Now that the first book's just about finished, I'm turning to other parts of the world and other fascinating historical mysteries for fodder for my next novel (and the 15-20 other similarly-themed stories I plan to write). Right now, I'm teetering between a book on Leif Eriksson and the Vikings' possible voyages of exploration into the wilds of North America (i.e. Minnesota) via Hudson's Bay. This is based on the discovery about 100 years ago of the Kensington Rune Stone in a farmer's field quite a way nw of Minneaplolis-St.Paul. Or,I may write about the fascinating though little-know exploits of the Czech "Lost Legion", after the Bolshevik Revolution, through Siberia in their heroic quest to reach Vladivostok on the Pacific and from there east across North America nd the Atlantic back home to Europe. the mystery here is what happened to the 26 train cars fully loaded with the Czars gold bullion and the Romanoffs'Crown jewels being smuggled east along the Trans-Siberian Railroad(to keep them out of lenin's hands). The Czech legion's known to have taken over the operation of the fabled railway AND the Czar's train!!!! What would be your choice?
Your Oetzi man was discoverd by a mountain climber high up on the Wildspitz, just on the Austrian/Italian border. Nobody skies that high up, it is much too steep. Skiing on the Rettenbach Glacier is quite a tame affair, but we were quite close to the site where he was discovered when we did climb the Wildspitz in the mid-60ies. I am quite sure, you are aware about the "curse" that has befallen most of the people that have handled the Oetzi man. The fellow that discovered him was lost himself in the mountains and died. One of the Italian researcher died mysteriously, and there apparently were a number of others that came to harm after coming into contact with the Oetzi man. Quite a story...

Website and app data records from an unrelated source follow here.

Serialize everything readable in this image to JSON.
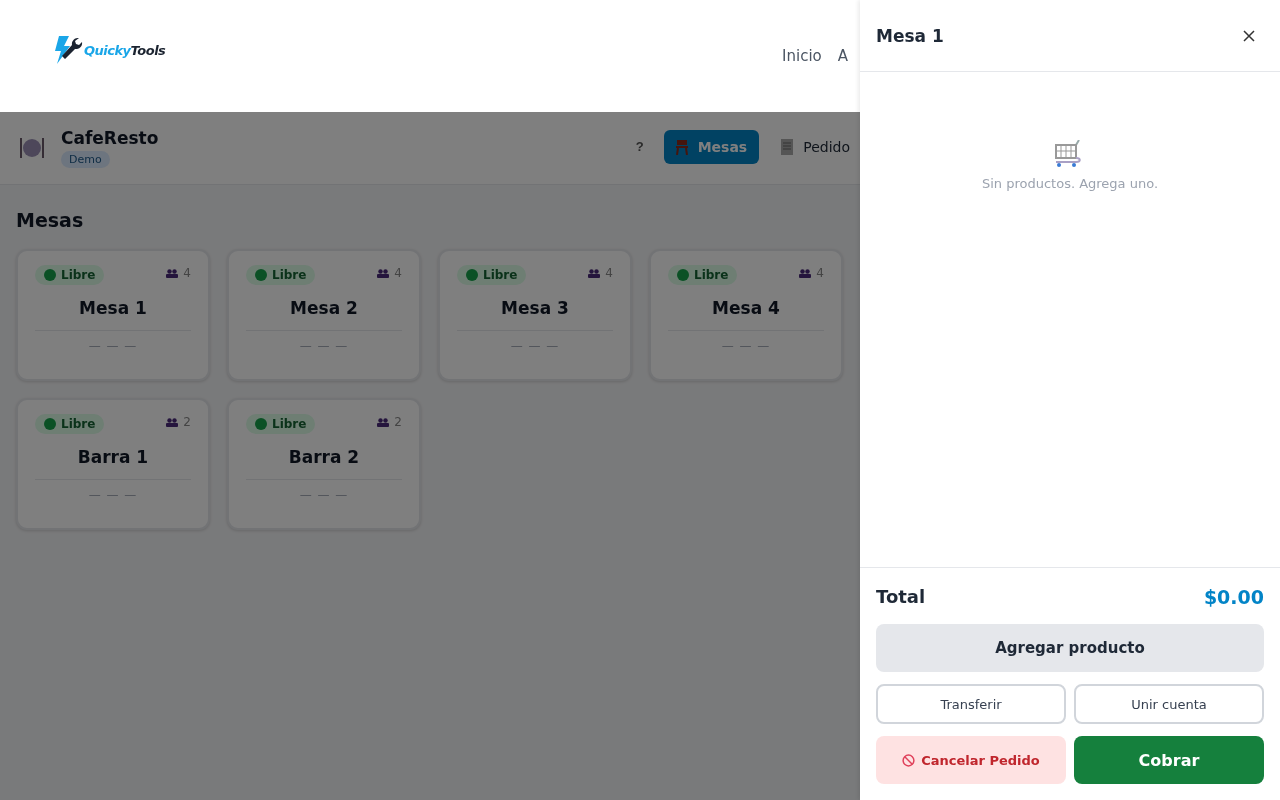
{
  "header": {
    "logo": {
      "part_1": "Quicky",
      "part_2": "Tools"
    },
    "nav": [
      {
        "label": "Inicio"
      },
      {
        "label": "A"
      }
    ]
  },
  "app_bar": {
    "title": "CafeResto",
    "badge": "Demo",
    "help": "?",
    "tabs": [
      {
        "label": "Mesas",
        "selected": true
      },
      {
        "label": "Pedido",
        "selected": false
      }
    ]
  },
  "section_title": "Mesas",
  "tables": [
    {
      "status": "Libre",
      "seats": "4",
      "name": "Mesa 1",
      "summary": "— — —"
    },
    {
      "status": "Libre",
      "seats": "4",
      "name": "Mesa 2",
      "summary": "— — —"
    },
    {
      "status": "Libre",
      "seats": "4",
      "name": "Mesa 3",
      "summary": "— — —"
    },
    {
      "status": "Libre",
      "seats": "4",
      "name": "Mesa 4",
      "summary": "— — —"
    },
    {
      "status": "Libre",
      "seats": "2",
      "name": "Barra 1",
      "summary": "— — —"
    },
    {
      "status": "Libre",
      "seats": "2",
      "name": "Barra 2",
      "summary": "— — —"
    }
  ],
  "drawer": {
    "title": "Mesa 1",
    "empty_text": "Sin productos. Agrega uno.",
    "total_label": "Total",
    "total_value": "$0.00",
    "buttons": [
      {
        "label": "Agregar producto",
        "kind": "secondary"
      },
      {
        "label": "Transferir",
        "kind": "outline"
      },
      {
        "label": "Unir cuenta",
        "kind": "outline"
      },
      {
        "label": "Cancelar Pedido",
        "kind": "danger"
      },
      {
        "label": "Cobrar",
        "kind": "primary"
      }
    ]
  }
}
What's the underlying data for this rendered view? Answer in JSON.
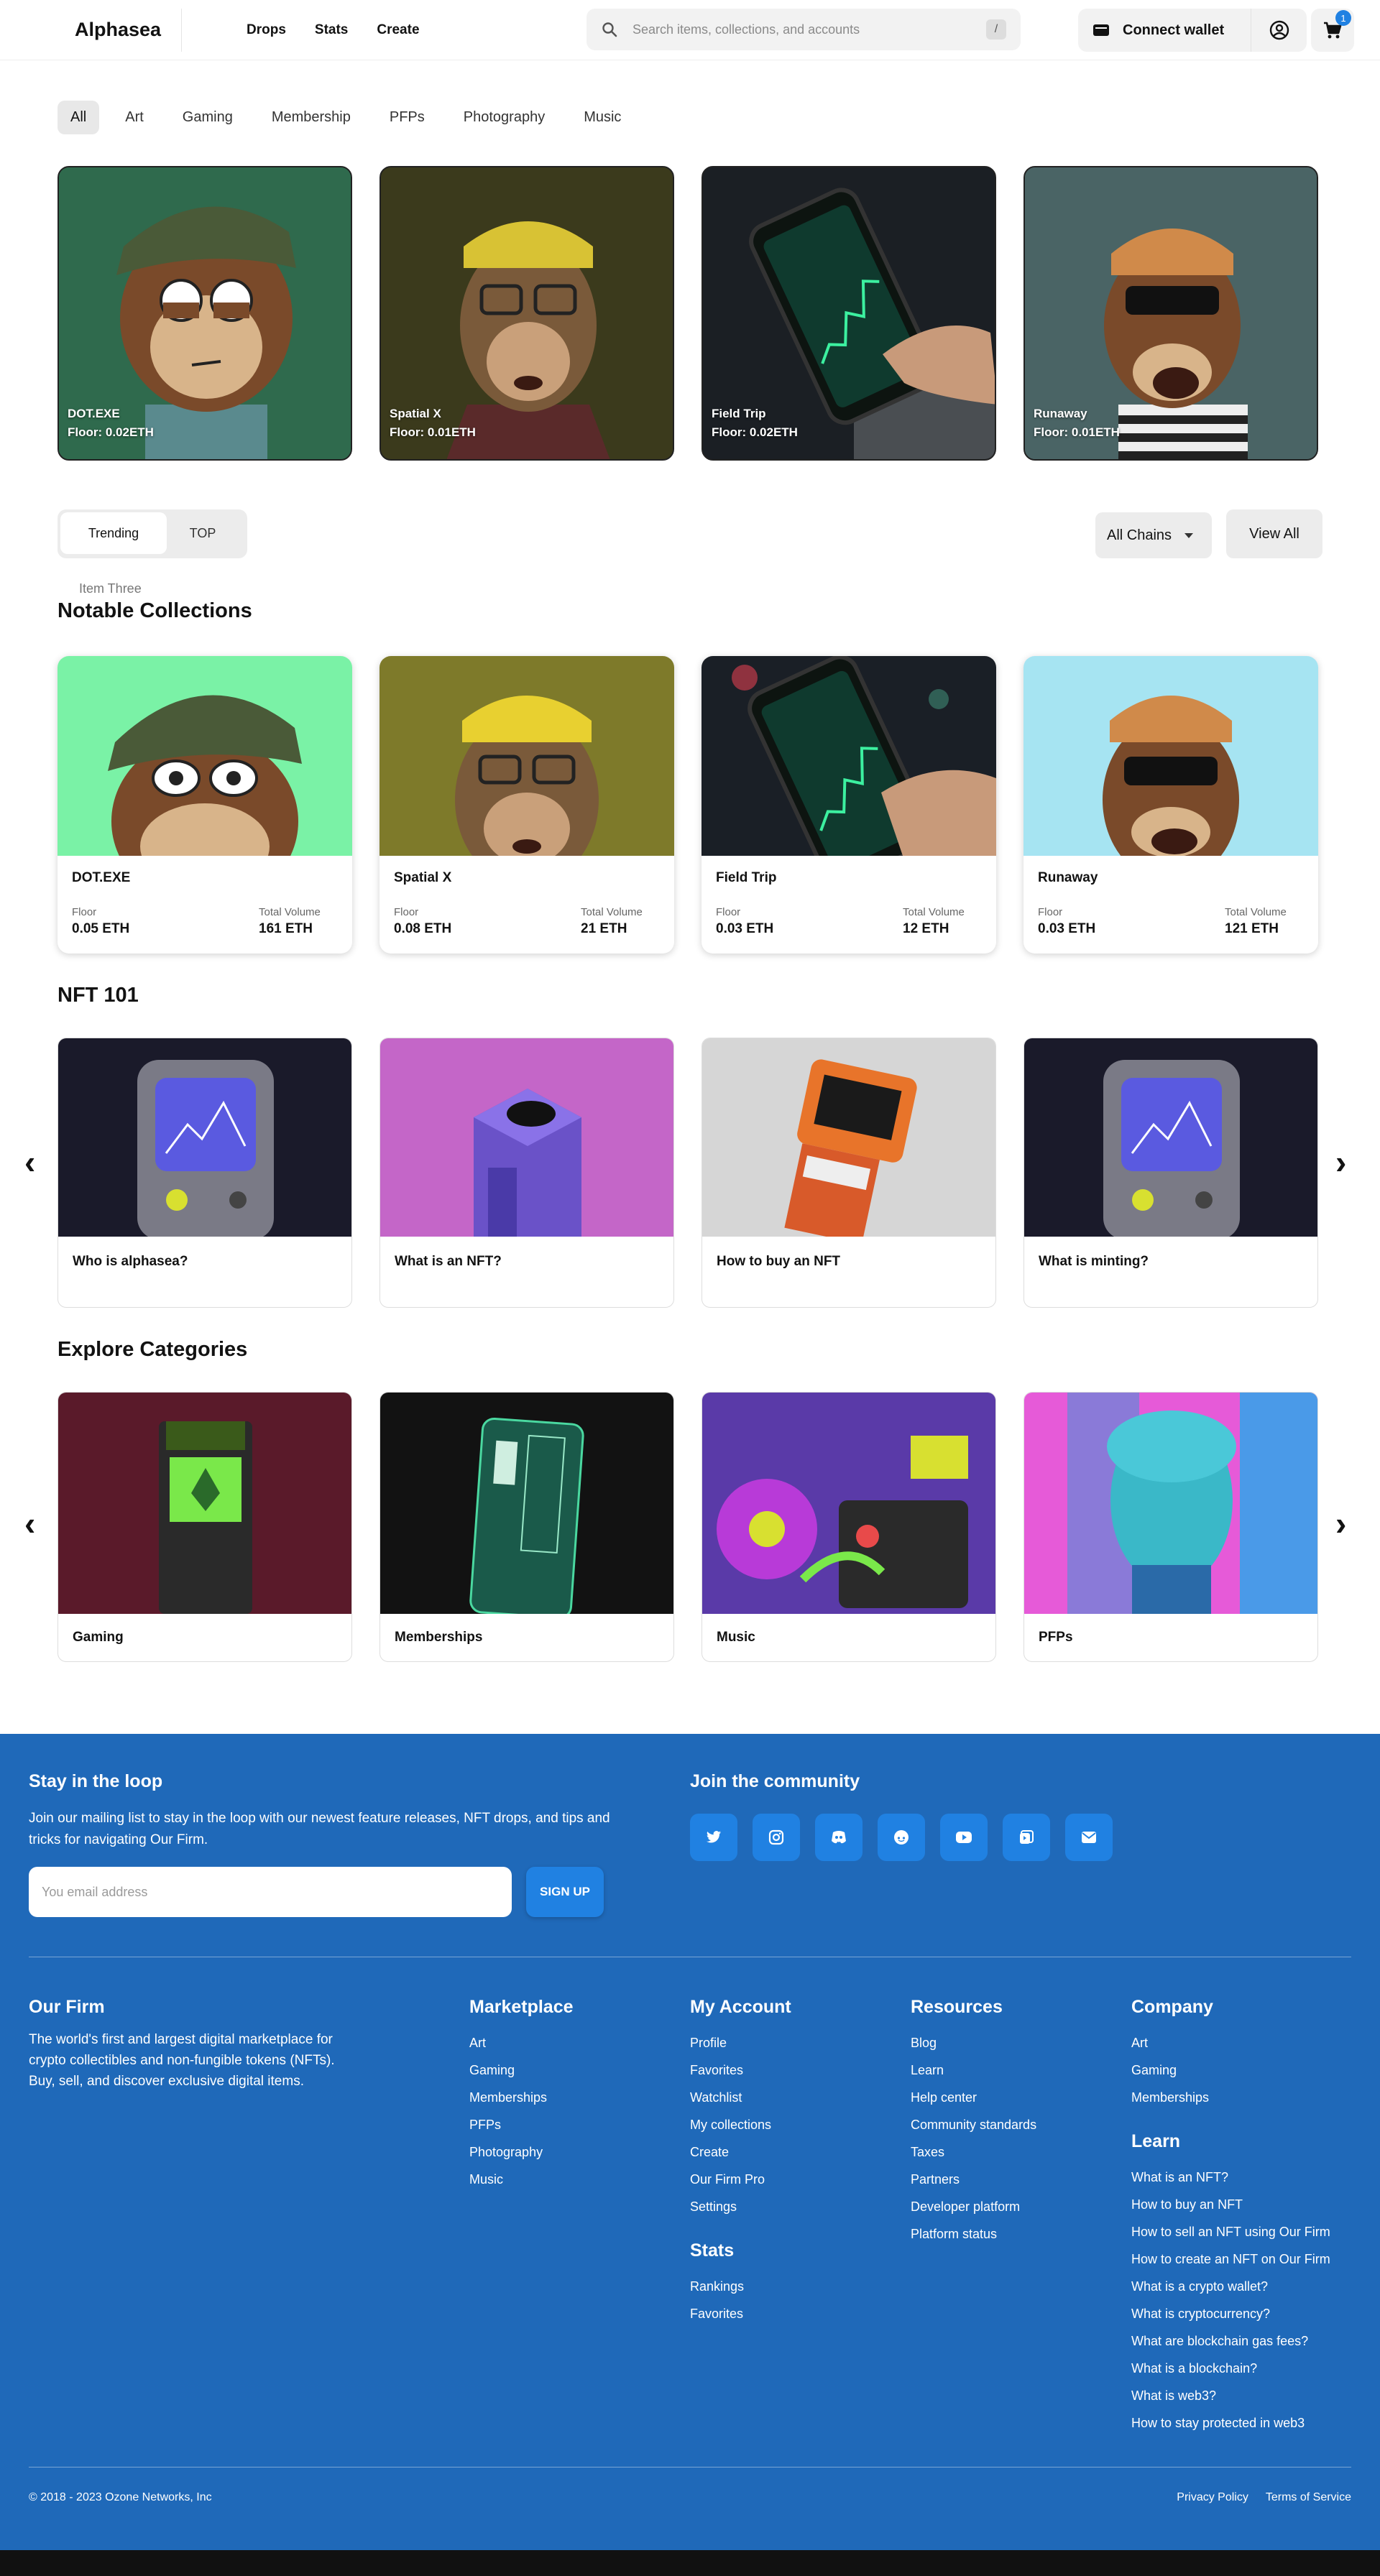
{
  "header": {
    "logo": "Alphasea",
    "nav": [
      "Drops",
      "Stats",
      "Create"
    ],
    "search_placeholder": "Search items, collections, and accounts",
    "search_shortcut": "/",
    "connect_label": "Connect wallet",
    "cart_count": "1"
  },
  "categories": [
    "All",
    "Art",
    "Gaming",
    "Membership",
    "PFPs",
    "Photography",
    "Music"
  ],
  "active_category": "All",
  "hero": [
    {
      "name": "DOT.EXE",
      "floor": "Floor: 0.02ETH",
      "bg": "#2f6a4d"
    },
    {
      "name": "Spatial X",
      "floor": "Floor: 0.01ETH",
      "bg": "#3b3a1c"
    },
    {
      "name": "Field Trip",
      "floor": "Floor: 0.02ETH",
      "bg": "#1b1f24"
    },
    {
      "name": "Runaway",
      "floor": "Floor: 0.01ETH",
      "bg": "#4a6465"
    }
  ],
  "trending": {
    "tabs": [
      "Trending",
      "TOP"
    ],
    "chains_label": "All Chains",
    "view_all": "View All"
  },
  "item_three": "Item Three",
  "notable": {
    "title": "Notable Collections",
    "floor_label": "Floor",
    "volume_label": "Total Volume",
    "items": [
      {
        "name": "DOT.EXE",
        "floor": "0.05 ETH",
        "volume": "161 ETH",
        "bg": "#7af2a6"
      },
      {
        "name": "Spatial X",
        "floor": "0.08 ETH",
        "volume": "21 ETH",
        "bg": "#7e7a2a"
      },
      {
        "name": "Field Trip",
        "floor": "0.03 ETH",
        "volume": "12 ETH",
        "bg": "#1a1f26"
      },
      {
        "name": "Runaway",
        "floor": "0.03 ETH",
        "volume": "121 ETH",
        "bg": "#a6e4f2"
      }
    ]
  },
  "nft101": {
    "title": "NFT 101",
    "items": [
      "Who is alphasea?",
      "What is an NFT?",
      "How to buy an NFT",
      "What is minting?"
    ]
  },
  "explore": {
    "title": "Explore Categories",
    "items": [
      "Gaming",
      "Memberships",
      "Music",
      "PFPs"
    ]
  },
  "footer": {
    "loop_title": "Stay in the loop",
    "loop_text": "Join our mailing list to stay in the loop with our newest feature releases, NFT drops, and tips and tricks for navigating Our Firm.",
    "email_placeholder": "You email address",
    "signup": "SIGN UP",
    "community_title": "Join the community",
    "social": [
      "twitter-icon",
      "instagram-icon",
      "discord-icon",
      "reddit-icon",
      "youtube-icon",
      "tiktok-icon",
      "email-icon"
    ],
    "firm_title": "Our Firm",
    "firm_text": "The world's first and largest digital marketplace for crypto collectibles and non-fungible tokens (NFTs). Buy, sell, and discover exclusive digital items.",
    "marketplace": {
      "title": "Marketplace",
      "links": [
        "Art",
        "Gaming",
        "Memberships",
        "PFPs",
        "Photography",
        "Music"
      ]
    },
    "account": {
      "title": "My Account",
      "links": [
        "Profile",
        "Favorites",
        "Watchlist",
        "My collections",
        "Create",
        "Our Firm Pro",
        "Settings"
      ]
    },
    "stats": {
      "title": "Stats",
      "links": [
        "Rankings",
        "Favorites"
      ]
    },
    "resources": {
      "title": "Resources",
      "links": [
        "Blog",
        "Learn",
        "Help center",
        "Community standards",
        "Taxes",
        "Partners",
        "Developer platform",
        "Platform status"
      ]
    },
    "company": {
      "title": "Company",
      "links": [
        "Art",
        "Gaming",
        "Memberships"
      ]
    },
    "learn": {
      "title": "Learn",
      "links": [
        "What is an NFT?",
        "How to buy an NFT",
        "How to sell an NFT using Our Firm",
        "How to create an NFT on Our Firm",
        "What is a crypto wallet?",
        "What is cryptocurrency?",
        "What are blockchain gas fees?",
        "What is a blockchain?",
        "What is web3?",
        "How to stay protected in web3"
      ]
    },
    "copyright": "© 2018 - 2023 Ozone Networks, Inc",
    "privacy": "Privacy Policy",
    "terms": "Terms of Service"
  },
  "colors": {
    "brand": "#2081e2",
    "footer_bg": "#1f69b9"
  }
}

As to your new topics, I think both scenarios you describe would be most interesting. You have a good knowledge and keen interest in the history of the Vikings and the Rune stones and I am sure Leif Erikson is one of your Scandinavian heroes, yourself haling from Helsinki. I am sure you could spin a good yard on that topic. On the other hand, the quest for finding the 26 train cars with the Czar's gold bullion and the Romanoffs' Crown jewels which disappeared after the Bolshevik Revolution and the Czech "Lost Legion's" involvement in the take-over of the Trans-Siberian Railroad and disappearance of that train would also make an excellent historical mystery novel. I would say, go with the subject you know the most about it. From a readers' point of view, I would say I would like to learn more about the Czar's train and the disappearnace of the Romanoffs' Crown jewels.